So where are we now in this process?
The draft FS was sent from BLM to EPA in April. BLM, EPA and DEC will be conducting meetings soon to discuss comments on that document. Following that, the Final FS will be issued, and that is expected out next summer.
BLM already has a contractor on board to do the proposed plan and Record of Decision (ROD) following the issuance of the FS. Public commenting and community meetings are expected to occur in Feb/March of 2015, prior to the issuance of the ROD.
In the Feasibility Study, there are 4 different alternatives of dealing with the site as a whole that they will need to decide between:
- No action
- Leave tailings where they are, and put up signs and fences around the site, thus reducing the risk of exposure to wildlife and human populations
- Remove the tailings in and next to creek where water leaches tailings – build a repository up above the creek where there is a flat area, move the tailings there and cover it with something to prevent leaching
- Excavate the tailings the same as #3 but barge it out instead of moving it to another location on site.
What about that Mixture they'll add to the site?
As part of alternative #3, there are tailings on site that have high concentrations of Mercury, Antimony and Arsenic. There is a procedure called TCLP (toxicity characteristic leaching procedure) which is designed for municipal landfills that can be applied to the tailings – where you combine a certain chemical with the tailings, let it sit and then filter off the solids and check the solution for the concentration of metals. If it is at a certain level, it is said to have a “toxicity characteristic”. This would give it special regulatory status under the Resource Conservation and Recovery Act (RCRA), where it would need to be handled and disposed of as hazardous waste.
This was done to the tailings at RDM and the tailings to the south side of the creek where not a lot of stuff is growing, failed for Arsenic. On the north side of the creek, no samples failed. The tailings that failed this test are now considered hazardous waste and must be handled under RCRA.
There are two kinds of waste under RCRA – listed materials (where RCRA always applies) and materials that display characteristics at a certain level (RCRA applies unless treated to a point where they no longer display these characteristics). The tailings that failed Arsenic tests at RDM are the second of these kinds of waste.
So since some of the tailings are now considered hazardous waste, BLM is doing a treatability study as part of the FS, which is where the “mixture” referred to at the beginning of this article comes in.

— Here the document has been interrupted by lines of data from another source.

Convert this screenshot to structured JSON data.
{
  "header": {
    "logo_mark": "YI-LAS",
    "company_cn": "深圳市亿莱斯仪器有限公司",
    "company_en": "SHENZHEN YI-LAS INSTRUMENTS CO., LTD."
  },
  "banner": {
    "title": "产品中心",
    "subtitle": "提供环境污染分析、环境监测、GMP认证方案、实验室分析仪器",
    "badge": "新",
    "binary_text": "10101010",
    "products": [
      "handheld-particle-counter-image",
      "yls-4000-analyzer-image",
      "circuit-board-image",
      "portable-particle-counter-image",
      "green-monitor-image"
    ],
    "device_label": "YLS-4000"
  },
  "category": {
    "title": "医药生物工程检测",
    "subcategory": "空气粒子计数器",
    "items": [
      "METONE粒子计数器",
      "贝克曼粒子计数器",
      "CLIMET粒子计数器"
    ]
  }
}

BLM took samples of that material last summer, and are looking at solidifying or encapsulating it with a cement type mixture then re-running for TCLP. If it passes, it makes the tailings easier to handle and they wouldn’t need to be disposed of as hazardous waste or given special status under RCRA. If alternative #3 is the route that is chosen, and this proves to be a good way to go, then this is what would be done to all of those tailings.

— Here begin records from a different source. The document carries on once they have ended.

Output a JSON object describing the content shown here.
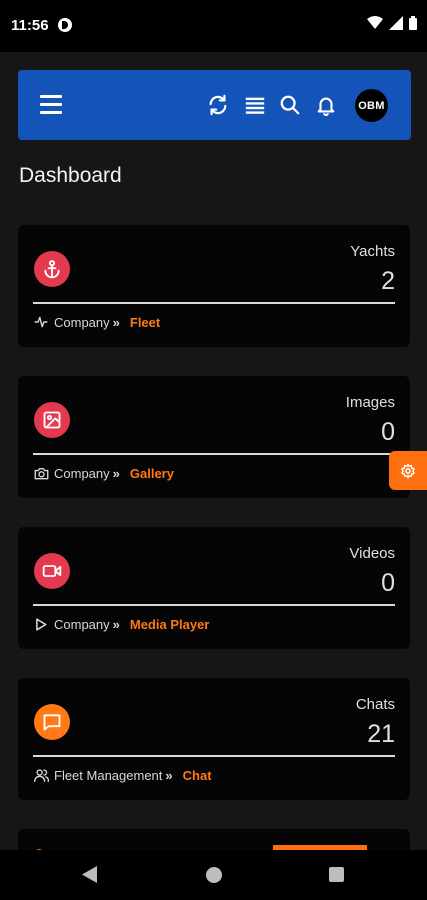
{
  "status_bar": {
    "time": "11:56"
  },
  "app_bar": {
    "avatar_text": "OBM"
  },
  "page": {
    "title": "Dashboard"
  },
  "cards": [
    {
      "label": "Yachts",
      "value": "2",
      "breadcrumb": "Company",
      "link": "Fleet",
      "icon": "anchor-icon",
      "footer_icon": "activity-icon",
      "color": "#e53950"
    },
    {
      "label": "Images",
      "value": "0",
      "breadcrumb": "Company",
      "link": "Gallery",
      "icon": "image-icon",
      "footer_icon": "camera-icon",
      "color": "#e53950"
    },
    {
      "label": "Videos",
      "value": "0",
      "breadcrumb": "Company",
      "link": "Media Player",
      "icon": "video-icon",
      "footer_icon": "play-icon",
      "color": "#e53950"
    },
    {
      "label": "Chats",
      "value": "21",
      "breadcrumb": "Fleet Management",
      "link": "Chat",
      "icon": "chat-icon",
      "footer_icon": "users-icon",
      "color": "#ff7a16"
    }
  ],
  "breadcrumb_separator": "»",
  "colors": {
    "app_bar": "#1453b8",
    "accent": "#ff7a16",
    "danger": "#e53950",
    "background": "#161618",
    "card": "#050505"
  }
}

EARLY ACTION is another term that comes into play when talking about RDM Cleanup.
While working on the site wide strategy, if there is an obvious part of the problem that you can do something about you are allowed to say – here’s the problem right here, we don’t have to wait to do something about this specific issue. This is called an early or interim action. In this case the immediate problem is that the tailings are moving into the creek out into the Kuskokwim River and they need to do something to stop that from happening.
So next summer they plan to move tailings away from the creek. They are focused on creek and material next to creek to prevent movement to the river. Early action would not move tailings OFF SITE , just move them away from the creek.
In order to complete the early action, BLM needs to complete a risk assessment, and develop a document called an engineering evaluation cost analysis (EECA) – which is like a mini RI/FS focused just on that action.
BLM is developing an EECA now and in January, plans to talk with communities about EECA and ethe arly action plan.
Mike McCrum will be giving a presentation of this material at AFE this February in Anchorage. Keep your eye out for more information as it becomes available.